● Exercise directions: Check every line of the entries below for "ticket", and copy the lines that have it.

(Extracted data entries)
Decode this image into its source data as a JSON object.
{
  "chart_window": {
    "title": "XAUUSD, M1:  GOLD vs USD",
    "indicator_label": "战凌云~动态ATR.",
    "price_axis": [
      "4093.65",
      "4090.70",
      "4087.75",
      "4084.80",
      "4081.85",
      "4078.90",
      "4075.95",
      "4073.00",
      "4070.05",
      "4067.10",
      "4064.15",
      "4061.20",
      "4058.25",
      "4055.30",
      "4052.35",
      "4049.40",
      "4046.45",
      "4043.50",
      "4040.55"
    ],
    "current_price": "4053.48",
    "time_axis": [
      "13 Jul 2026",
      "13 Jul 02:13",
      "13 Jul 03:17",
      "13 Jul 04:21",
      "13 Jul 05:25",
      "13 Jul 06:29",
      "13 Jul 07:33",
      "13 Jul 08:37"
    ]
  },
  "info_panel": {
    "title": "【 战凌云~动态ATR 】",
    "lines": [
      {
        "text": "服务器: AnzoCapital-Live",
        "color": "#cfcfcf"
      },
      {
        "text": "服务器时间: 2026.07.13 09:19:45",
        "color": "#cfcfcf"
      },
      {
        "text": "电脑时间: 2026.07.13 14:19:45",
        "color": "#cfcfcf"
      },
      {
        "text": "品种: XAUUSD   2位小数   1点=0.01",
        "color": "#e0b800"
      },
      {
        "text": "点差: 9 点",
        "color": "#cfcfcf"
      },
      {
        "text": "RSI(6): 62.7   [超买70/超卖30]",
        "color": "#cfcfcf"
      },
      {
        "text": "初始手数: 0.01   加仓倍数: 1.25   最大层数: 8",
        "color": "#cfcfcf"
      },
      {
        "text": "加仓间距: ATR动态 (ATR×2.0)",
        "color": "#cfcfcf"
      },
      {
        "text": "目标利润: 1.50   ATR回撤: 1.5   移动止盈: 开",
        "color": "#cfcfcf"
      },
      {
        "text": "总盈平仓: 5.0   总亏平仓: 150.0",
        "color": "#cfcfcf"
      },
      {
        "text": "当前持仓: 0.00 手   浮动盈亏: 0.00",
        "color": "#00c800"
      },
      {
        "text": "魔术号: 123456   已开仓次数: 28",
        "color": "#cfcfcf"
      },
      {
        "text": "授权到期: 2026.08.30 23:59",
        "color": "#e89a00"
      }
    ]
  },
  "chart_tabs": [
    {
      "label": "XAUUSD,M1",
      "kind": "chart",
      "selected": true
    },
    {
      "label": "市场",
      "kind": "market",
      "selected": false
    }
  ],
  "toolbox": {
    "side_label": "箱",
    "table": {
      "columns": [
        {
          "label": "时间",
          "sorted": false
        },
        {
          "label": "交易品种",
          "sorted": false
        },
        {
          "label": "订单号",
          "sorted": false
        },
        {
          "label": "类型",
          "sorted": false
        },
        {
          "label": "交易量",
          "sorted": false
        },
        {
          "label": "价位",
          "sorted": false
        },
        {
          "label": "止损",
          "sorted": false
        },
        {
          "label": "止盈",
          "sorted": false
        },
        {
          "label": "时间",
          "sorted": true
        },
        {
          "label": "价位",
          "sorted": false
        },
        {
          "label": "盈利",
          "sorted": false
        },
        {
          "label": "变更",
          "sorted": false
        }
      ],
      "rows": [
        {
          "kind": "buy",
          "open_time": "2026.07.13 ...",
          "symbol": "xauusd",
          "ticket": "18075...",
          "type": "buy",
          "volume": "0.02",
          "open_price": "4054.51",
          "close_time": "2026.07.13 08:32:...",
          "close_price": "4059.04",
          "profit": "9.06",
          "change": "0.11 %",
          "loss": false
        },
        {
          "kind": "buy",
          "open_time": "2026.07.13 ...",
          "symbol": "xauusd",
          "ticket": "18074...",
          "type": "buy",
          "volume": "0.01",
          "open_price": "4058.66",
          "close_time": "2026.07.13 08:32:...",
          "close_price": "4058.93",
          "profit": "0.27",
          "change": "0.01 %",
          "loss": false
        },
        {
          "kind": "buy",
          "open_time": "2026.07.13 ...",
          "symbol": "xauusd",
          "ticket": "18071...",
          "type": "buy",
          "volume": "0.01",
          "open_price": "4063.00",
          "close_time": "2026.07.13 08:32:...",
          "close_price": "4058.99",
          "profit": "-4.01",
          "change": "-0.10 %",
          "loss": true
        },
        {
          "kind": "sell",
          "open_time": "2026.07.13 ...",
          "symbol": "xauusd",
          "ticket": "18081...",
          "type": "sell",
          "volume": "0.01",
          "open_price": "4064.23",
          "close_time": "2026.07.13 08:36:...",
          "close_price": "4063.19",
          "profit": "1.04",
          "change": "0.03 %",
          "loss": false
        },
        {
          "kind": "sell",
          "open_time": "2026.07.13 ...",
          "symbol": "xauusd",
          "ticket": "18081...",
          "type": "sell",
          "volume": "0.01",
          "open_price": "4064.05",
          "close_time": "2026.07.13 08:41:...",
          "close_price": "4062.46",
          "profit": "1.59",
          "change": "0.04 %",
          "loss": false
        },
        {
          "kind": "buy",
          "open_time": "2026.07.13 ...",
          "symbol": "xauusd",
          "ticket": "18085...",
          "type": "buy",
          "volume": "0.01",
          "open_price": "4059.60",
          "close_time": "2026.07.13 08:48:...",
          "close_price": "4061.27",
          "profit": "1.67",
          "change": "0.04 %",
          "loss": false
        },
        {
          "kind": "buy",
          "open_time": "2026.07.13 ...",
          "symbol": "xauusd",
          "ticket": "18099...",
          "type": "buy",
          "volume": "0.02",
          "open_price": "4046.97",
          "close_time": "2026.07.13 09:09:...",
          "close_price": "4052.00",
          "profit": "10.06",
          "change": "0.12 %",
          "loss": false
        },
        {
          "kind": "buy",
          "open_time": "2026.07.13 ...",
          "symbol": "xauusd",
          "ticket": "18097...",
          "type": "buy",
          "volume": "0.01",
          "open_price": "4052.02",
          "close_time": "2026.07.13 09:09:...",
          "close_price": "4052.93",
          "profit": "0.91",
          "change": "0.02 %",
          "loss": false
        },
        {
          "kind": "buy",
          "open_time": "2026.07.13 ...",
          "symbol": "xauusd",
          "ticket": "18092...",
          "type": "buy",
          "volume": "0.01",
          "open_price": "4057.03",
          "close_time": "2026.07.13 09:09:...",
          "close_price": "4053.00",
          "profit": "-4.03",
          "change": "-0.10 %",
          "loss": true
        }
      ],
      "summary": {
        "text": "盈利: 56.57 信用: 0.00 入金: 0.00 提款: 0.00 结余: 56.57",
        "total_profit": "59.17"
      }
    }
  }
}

● Response to the exercise:
          "ticket": "18075...",
          "ticket": "18074...",
          "ticket": "18071...",
          "ticket": "18081...",
          "ticket": "18081...",
          "ticket": "18085...",
          "ticket": "18099...",
          "ticket": "18097...",
          "ticket": "18092...",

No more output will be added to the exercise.